On Saturday night, the arena was mostly full for the real Dream Team, and the media contingent was bigger than it has been. The Guardian, a local newspaper, had it just right with its headline this week: Always winning, always ignored.
The Americans now have five consecutive gold medals. They have not lost since winning the bronze medal in 1992, which puts the streak at 41 and counting.
They are one of the most dominant teams in Olympic history, and one of the most unappreciated.
"We know how hard we have to work to make it look easy," Auriemma said. "We take great pride in our basketball program. The expectation is to win, and we take it very seriously."
The Americans insist their excitement for winning hasn't been lost in the winning, but it was sometimes hard to tell Saturday night. Sure, they smiled and hugged and high-fived and held hands. A few, those who realize it might be their last Olympics, even choked up on the medal stand.
But it wasn't the unadulterated joy that Carmelita Jeter showed after she and her teammates won the 4x100. Or the tears that South Africa's Chad le Clos wept after upsetting Michael Phelps in the 200 fly. Or the jig that Misty May-Treanor danced after her final Olympic gold.

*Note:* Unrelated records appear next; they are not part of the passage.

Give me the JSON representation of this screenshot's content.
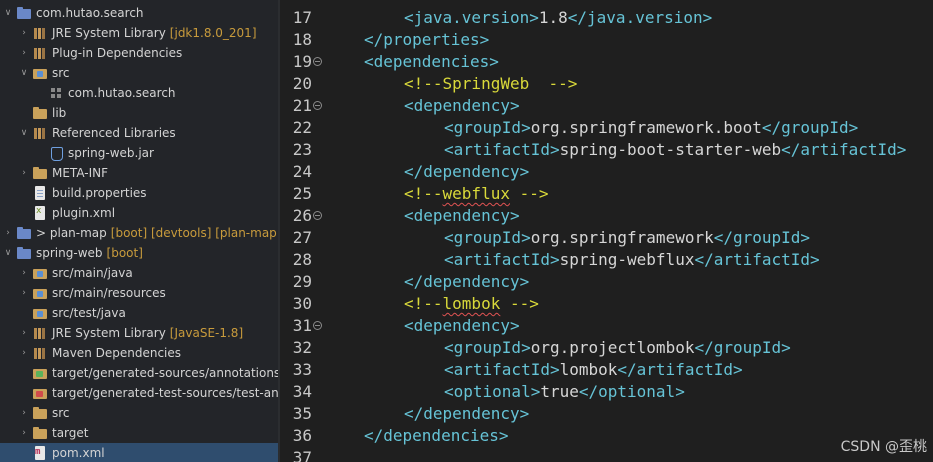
{
  "explorer": {
    "items": [
      {
        "label": "com.hutao.search",
        "decoration": "",
        "icon": "plugin-project-icon",
        "indent": 0,
        "expanded": true
      },
      {
        "label": "JRE System Library",
        "decoration": "[jdk1.8.0_201]",
        "icon": "library-icon",
        "indent": 1,
        "expanded": false
      },
      {
        "label": "Plug-in Dependencies",
        "decoration": "",
        "icon": "library-icon",
        "indent": 1,
        "expanded": false
      },
      {
        "label": "src",
        "decoration": "",
        "icon": "source-folder-icon",
        "indent": 1,
        "expanded": true
      },
      {
        "label": "com.hutao.search",
        "decoration": "",
        "icon": "package-icon",
        "indent": 2,
        "expanded": null
      },
      {
        "label": "lib",
        "decoration": "",
        "icon": "folder-icon",
        "indent": 1,
        "expanded": null
      },
      {
        "label": "Referenced Libraries",
        "decoration": "",
        "icon": "library-icon",
        "indent": 1,
        "expanded": true
      },
      {
        "label": "spring-web.jar",
        "decoration": "",
        "icon": "jar-icon",
        "indent": 2,
        "expanded": null
      },
      {
        "label": "META-INF",
        "decoration": "",
        "icon": "folder-icon",
        "indent": 1,
        "expanded": false
      },
      {
        "label": "build.properties",
        "decoration": "",
        "icon": "file-icon",
        "indent": 1,
        "expanded": null
      },
      {
        "label": "plugin.xml",
        "decoration": "",
        "icon": "xml-file-icon",
        "indent": 1,
        "expanded": null
      },
      {
        "label": "> plan-map",
        "decoration": "[boot] [devtools] [plan-map r",
        "icon": "plugin-project-icon",
        "indent": 0,
        "expanded": false
      },
      {
        "label": "spring-web",
        "decoration": "[boot]",
        "icon": "plugin-project-icon",
        "indent": 0,
        "expanded": true
      },
      {
        "label": "src/main/java",
        "decoration": "",
        "icon": "source-folder-icon",
        "indent": 1,
        "expanded": false
      },
      {
        "label": "src/main/resources",
        "decoration": "",
        "icon": "source-folder-icon",
        "indent": 1,
        "expanded": false
      },
      {
        "label": "src/test/java",
        "decoration": "",
        "icon": "source-folder-icon",
        "indent": 1,
        "expanded": null
      },
      {
        "label": "JRE System Library",
        "decoration": "[JavaSE-1.8]",
        "icon": "library-icon",
        "indent": 1,
        "expanded": false
      },
      {
        "label": "Maven Dependencies",
        "decoration": "",
        "icon": "library-icon",
        "indent": 1,
        "expanded": false
      },
      {
        "label": "target/generated-sources/annotations",
        "decoration": "",
        "icon": "generated-folder-icon",
        "indent": 1,
        "expanded": null
      },
      {
        "label": "target/generated-test-sources/test-ann",
        "decoration": "",
        "icon": "generated-test-folder-icon",
        "indent": 1,
        "expanded": null
      },
      {
        "label": "src",
        "decoration": "",
        "icon": "folder-icon",
        "indent": 1,
        "expanded": false
      },
      {
        "label": "target",
        "decoration": "",
        "icon": "folder-icon",
        "indent": 1,
        "expanded": false
      },
      {
        "label": "pom.xml",
        "decoration": "",
        "icon": "pom-file-icon",
        "indent": 1,
        "expanded": null,
        "selected": true
      }
    ]
  },
  "editor": {
    "lines": [
      {
        "num": "17",
        "fold": false,
        "indent": 1,
        "parts": [
          [
            "tag",
            "<java.version>"
          ],
          [
            "txt",
            "1.8"
          ],
          [
            "tag",
            "</java.version>"
          ]
        ]
      },
      {
        "num": "18",
        "fold": false,
        "indent": 0,
        "parts": [
          [
            "tag",
            "</properties>"
          ]
        ]
      },
      {
        "num": "19",
        "fold": true,
        "indent": 0,
        "parts": [
          [
            "tag",
            "<dependencies>"
          ]
        ]
      },
      {
        "num": "20",
        "fold": false,
        "indent": 1,
        "parts": [
          [
            "cmt",
            "<!--SpringWeb  -->"
          ]
        ]
      },
      {
        "num": "21",
        "fold": true,
        "indent": 1,
        "parts": [
          [
            "tag",
            "<dependency>"
          ]
        ]
      },
      {
        "num": "22",
        "fold": false,
        "indent": 2,
        "parts": [
          [
            "tag",
            "<groupId>"
          ],
          [
            "txt",
            "org.springframework.boot"
          ],
          [
            "tag",
            "</groupId>"
          ]
        ]
      },
      {
        "num": "23",
        "fold": false,
        "indent": 2,
        "parts": [
          [
            "tag",
            "<artifactId>"
          ],
          [
            "txt",
            "spring-boot-starter-web"
          ],
          [
            "tag",
            "</artifactId>"
          ]
        ]
      },
      {
        "num": "24",
        "fold": false,
        "indent": 1,
        "parts": [
          [
            "tag",
            "</dependency>"
          ]
        ]
      },
      {
        "num": "25",
        "fold": false,
        "indent": 1,
        "parts": [
          [
            "cmt",
            "<!--"
          ],
          [
            "cmt-squig",
            "webflux"
          ],
          [
            "cmt",
            " -->"
          ]
        ]
      },
      {
        "num": "26",
        "fold": true,
        "indent": 1,
        "parts": [
          [
            "tag",
            "<dependency>"
          ]
        ]
      },
      {
        "num": "27",
        "fold": false,
        "indent": 2,
        "parts": [
          [
            "tag",
            "<groupId>"
          ],
          [
            "txt",
            "org.springframework"
          ],
          [
            "tag",
            "</groupId>"
          ]
        ]
      },
      {
        "num": "28",
        "fold": false,
        "indent": 2,
        "parts": [
          [
            "tag",
            "<artifactId>"
          ],
          [
            "txt",
            "spring-webflux"
          ],
          [
            "tag",
            "</artifactId>"
          ]
        ]
      },
      {
        "num": "29",
        "fold": false,
        "indent": 1,
        "parts": [
          [
            "tag",
            "</dependency>"
          ]
        ]
      },
      {
        "num": "30",
        "fold": false,
        "indent": 1,
        "parts": [
          [
            "cmt",
            "<!--"
          ],
          [
            "cmt-squig",
            "lombok"
          ],
          [
            "cmt",
            " -->"
          ]
        ]
      },
      {
        "num": "31",
        "fold": true,
        "indent": 1,
        "parts": [
          [
            "tag",
            "<dependency>"
          ]
        ]
      },
      {
        "num": "32",
        "fold": false,
        "indent": 2,
        "parts": [
          [
            "tag",
            "<groupId>"
          ],
          [
            "txt",
            "org.projectlombok"
          ],
          [
            "tag",
            "</groupId>"
          ]
        ]
      },
      {
        "num": "33",
        "fold": false,
        "indent": 2,
        "parts": [
          [
            "tag",
            "<artifactId>"
          ],
          [
            "txt",
            "lombok"
          ],
          [
            "tag",
            "</artifactId>"
          ]
        ]
      },
      {
        "num": "34",
        "fold": false,
        "indent": 2,
        "parts": [
          [
            "tag",
            "<optional>"
          ],
          [
            "txt",
            "true"
          ],
          [
            "tag",
            "</optional>"
          ]
        ]
      },
      {
        "num": "35",
        "fold": false,
        "indent": 1,
        "parts": [
          [
            "tag",
            "</dependency>"
          ]
        ]
      },
      {
        "num": "36",
        "fold": false,
        "indent": 0,
        "parts": [
          [
            "tag",
            "</dependencies>"
          ]
        ]
      },
      {
        "num": "37",
        "fold": false,
        "indent": 0,
        "parts": []
      }
    ]
  },
  "watermark": "CSDN @歪桃"
}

It was just another win in a long line of wins.
"We came over here for a goal, and that was to win the gold," Catchings said. "We took care of business."
Another Olympics, another gold.